Northern Irish actress given four year prison sentence for her part in film bid scam
A Newry-born actress has been sentenced to four years and eight months in jail as part of a criminal gang who pretended to be making a Hollywood blockbuster movie.
Redhead Aoife Madden (31) - niece of Sinn Fein MP Conor Murphy - was part of the gang behind a sham movie appropriately called 'A Landscape Of Lies'.
The British and Irish national, of Maclise Road, west London, was said to have submitted a "pack of lies" to inspectors about the project.
She was one of five fraudsters who pretended to be making a Hollywood blockbuster as part of a £2.8 million VAT and film tax credits scam have been jailed.
Inspectors were told that A-listers from Hollywood would be starring in a £19.6 million production that would be shot in the UK.
But the film Landscape Of Lives was never made and the only footage shot was seven minutes of "completely unusable quality" filmed in a flat and costing just £5,000.
Bashar Al-Issa, 34, a former Iraqi national who is now British, of Rodney Court, Maida Vale, London, described as the orchestrator of the fraud, was jailed for six-and-a-half years by Judge Juliet May, sitting at Southwark Crown Court in central London.
Two other defendants in the scam - Tariq Hassan, 52, a Pakistani national, of Willingale Road, Loughton, Essex, and Osama Al Baghdady, 51, an Iraqi national of Lowther Road, Crumpsall, Manchester, received four-year jail sentences.

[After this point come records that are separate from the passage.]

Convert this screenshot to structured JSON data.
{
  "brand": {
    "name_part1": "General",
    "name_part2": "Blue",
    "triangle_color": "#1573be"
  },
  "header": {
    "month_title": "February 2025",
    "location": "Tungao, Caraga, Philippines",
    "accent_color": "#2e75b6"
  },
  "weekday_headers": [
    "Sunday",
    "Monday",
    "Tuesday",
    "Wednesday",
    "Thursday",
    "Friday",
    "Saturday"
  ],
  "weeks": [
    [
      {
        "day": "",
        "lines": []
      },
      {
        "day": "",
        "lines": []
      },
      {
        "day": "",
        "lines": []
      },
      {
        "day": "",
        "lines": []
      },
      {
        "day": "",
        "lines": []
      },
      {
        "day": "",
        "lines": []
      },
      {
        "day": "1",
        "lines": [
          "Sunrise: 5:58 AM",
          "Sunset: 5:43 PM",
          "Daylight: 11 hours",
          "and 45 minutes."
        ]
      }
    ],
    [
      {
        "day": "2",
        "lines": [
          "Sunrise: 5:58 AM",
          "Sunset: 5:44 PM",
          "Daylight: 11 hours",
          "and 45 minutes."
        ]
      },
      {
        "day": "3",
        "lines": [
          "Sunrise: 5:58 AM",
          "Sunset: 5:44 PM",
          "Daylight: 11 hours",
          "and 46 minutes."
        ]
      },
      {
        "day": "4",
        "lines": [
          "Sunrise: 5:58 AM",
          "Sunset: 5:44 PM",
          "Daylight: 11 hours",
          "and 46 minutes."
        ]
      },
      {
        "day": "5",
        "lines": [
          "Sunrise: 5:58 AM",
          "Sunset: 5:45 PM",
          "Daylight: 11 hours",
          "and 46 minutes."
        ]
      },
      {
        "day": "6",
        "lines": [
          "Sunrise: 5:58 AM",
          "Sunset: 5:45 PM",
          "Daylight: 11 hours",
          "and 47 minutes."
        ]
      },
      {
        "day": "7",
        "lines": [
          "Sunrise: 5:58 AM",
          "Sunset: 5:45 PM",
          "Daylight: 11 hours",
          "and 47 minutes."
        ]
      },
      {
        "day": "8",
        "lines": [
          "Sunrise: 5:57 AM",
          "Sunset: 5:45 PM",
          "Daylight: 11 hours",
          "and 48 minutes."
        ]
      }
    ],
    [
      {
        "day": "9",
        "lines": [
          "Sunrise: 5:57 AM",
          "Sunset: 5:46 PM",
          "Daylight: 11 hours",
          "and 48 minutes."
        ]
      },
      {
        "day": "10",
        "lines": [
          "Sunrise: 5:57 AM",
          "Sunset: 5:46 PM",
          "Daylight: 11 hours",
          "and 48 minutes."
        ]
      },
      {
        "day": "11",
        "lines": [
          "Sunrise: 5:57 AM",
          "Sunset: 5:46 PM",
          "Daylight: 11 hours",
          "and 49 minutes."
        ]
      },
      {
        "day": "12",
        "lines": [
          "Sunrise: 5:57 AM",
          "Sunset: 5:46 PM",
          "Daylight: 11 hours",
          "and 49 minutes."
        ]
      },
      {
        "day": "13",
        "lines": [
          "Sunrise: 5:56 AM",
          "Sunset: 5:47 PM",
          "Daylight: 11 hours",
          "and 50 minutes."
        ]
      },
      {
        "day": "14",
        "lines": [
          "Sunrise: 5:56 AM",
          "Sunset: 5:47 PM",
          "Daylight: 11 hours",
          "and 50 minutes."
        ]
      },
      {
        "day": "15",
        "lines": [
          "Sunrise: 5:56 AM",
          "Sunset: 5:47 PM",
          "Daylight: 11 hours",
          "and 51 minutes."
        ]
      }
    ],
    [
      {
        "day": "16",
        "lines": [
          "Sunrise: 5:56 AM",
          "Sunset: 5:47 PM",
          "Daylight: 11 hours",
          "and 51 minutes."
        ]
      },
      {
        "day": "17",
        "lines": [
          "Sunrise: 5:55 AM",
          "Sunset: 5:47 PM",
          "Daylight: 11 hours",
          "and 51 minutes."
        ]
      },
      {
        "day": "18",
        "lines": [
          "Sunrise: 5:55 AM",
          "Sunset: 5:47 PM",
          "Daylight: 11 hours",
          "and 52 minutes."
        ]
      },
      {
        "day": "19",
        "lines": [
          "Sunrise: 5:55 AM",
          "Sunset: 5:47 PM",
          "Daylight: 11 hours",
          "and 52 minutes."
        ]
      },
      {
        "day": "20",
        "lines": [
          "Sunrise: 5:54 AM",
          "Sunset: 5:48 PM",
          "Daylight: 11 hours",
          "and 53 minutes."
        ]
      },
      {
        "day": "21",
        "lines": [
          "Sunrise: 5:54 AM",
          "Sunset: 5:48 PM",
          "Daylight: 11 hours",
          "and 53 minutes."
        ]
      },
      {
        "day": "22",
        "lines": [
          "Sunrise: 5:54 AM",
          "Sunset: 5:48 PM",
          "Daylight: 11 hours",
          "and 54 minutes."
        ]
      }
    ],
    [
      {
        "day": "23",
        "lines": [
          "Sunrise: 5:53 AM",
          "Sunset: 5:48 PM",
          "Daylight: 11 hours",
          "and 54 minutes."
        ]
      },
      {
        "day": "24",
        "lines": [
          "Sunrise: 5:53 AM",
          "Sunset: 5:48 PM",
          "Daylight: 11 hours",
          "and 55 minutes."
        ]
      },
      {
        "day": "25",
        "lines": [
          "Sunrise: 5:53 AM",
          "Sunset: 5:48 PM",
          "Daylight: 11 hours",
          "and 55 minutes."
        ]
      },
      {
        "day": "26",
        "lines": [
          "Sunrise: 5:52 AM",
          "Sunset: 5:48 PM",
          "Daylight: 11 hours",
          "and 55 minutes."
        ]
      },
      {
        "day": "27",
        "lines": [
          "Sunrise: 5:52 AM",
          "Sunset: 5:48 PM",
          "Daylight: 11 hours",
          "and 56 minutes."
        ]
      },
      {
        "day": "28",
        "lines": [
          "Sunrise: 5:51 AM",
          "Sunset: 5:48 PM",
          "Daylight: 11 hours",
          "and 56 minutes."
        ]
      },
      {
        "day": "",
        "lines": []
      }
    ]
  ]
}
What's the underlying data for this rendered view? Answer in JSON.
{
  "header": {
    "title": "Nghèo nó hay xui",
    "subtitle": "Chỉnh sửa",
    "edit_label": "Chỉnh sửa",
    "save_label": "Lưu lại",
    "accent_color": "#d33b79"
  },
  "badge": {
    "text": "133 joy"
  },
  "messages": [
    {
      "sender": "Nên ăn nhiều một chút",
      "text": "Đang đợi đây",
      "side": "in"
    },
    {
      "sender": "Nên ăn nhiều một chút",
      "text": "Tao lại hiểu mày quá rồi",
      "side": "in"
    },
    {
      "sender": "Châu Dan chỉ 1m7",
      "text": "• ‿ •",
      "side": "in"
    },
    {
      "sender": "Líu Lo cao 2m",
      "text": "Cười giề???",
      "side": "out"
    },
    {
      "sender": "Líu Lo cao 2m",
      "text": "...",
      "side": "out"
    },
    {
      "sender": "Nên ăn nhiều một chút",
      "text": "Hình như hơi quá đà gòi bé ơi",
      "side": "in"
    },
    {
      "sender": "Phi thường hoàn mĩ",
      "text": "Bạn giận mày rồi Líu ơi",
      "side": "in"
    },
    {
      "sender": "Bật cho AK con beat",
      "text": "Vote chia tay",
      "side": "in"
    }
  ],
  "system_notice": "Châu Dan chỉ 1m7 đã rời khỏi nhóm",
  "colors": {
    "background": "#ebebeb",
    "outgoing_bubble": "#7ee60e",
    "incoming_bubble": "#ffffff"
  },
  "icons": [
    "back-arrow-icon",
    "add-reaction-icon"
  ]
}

A fifth defendant, architect Ian Sherwood, 53, of Esher Drive, Sale, Manchester, who allowed his offices to be used for the fraud, was sentenced to three-and-a-half years in jail.
Judge May said the fraud had been based on an "entirely bogus film project".
All five defendants were also disqualified from holding company directorships - Al-Issa for 10 years; Madden for eight years, and Hassan, Al-Baghdady and Sherwood for five years.
The court heard that Madden, said by the prosecution as having played an important organisational role in the fraud, pleaded guilty at the start of the trial to two charges of conspiracy to cheat the public revenue between April 2010 and April 2011 related to VAT repayments and film tax credits.
Al-Issa was convicted on both charges after a trial. Hassan was convicted of one charge - conspiracy to cheat the revenue in relation to film tax credits.
Al Baghdady and Sherwood were convicted of one charge of conspiracy to cheat the revenue in relation to VAT repayments.
The court heard that Stuart Knight, an innocent script writer who had no idea of the fraud, was hired in January 2010 by Madden and Al-Issa to write the script for A Landscape of Lives. In an email in April 2010 he was told that shooting would take place in Egypt and that Omar Sharif would play one of the characters in the film, prosecutor Rebecca Chalkley told the court.
Ms Chalkley said that among a series of false claims submitted in support of the scam was a statement that they had secured the services of Dr Who director Colin Teague and his contract had been finalised. Ms Chalkley said the claim was "simply fantasy."
"Your honour (Judge May) will recall from the evidence that was given by Mr Teague, that was simply fantasy," Ms Chalkley told the court.
At one stage Madden had said that she was related to the actor Sinead Cusack and was "going to use this to try to get her husband Jeremy Irons involved," Ms Chalkley said.
"There was no truth in either of those individuals being involved in the project," Ms Chalkley told the court.
Judge May said innocent actors had given their services to the bogus project, never suspecting that they were being exploited to create a "realistic background" for a fraud.
Selva Ramasamy, defending Madden, who has appeared in a Royal Shakespeare Company production, said her long standing commitment to the performing arts lay behind her involvement.
"She is not somebody primarily motivated by making money, a quick buck or anything of that sort at all.
He said she came from a "close and supportive" family who live in Ireland and her imprisonment in the UK would be particularly "tough."
"There is no suggestion of a lavish lifestyle against her in this case and the prosecution accept that her involvement in this case was not fradulent at the outset," she said.
"We submit her involvement in this entire thing has been motivated by her desire to pursue her calling in the arts. It sadly led to her downfall."
Raquel Simpson, for Sherwood, said there was no evidence that he received any financial benefit from the fraud. "He is clearly not an organiser, he is clearly not a puppet master or a ring master," he said.
"Mr Sherwood's culpability was to allow himself to be used by Bashar Al-Issa," he said.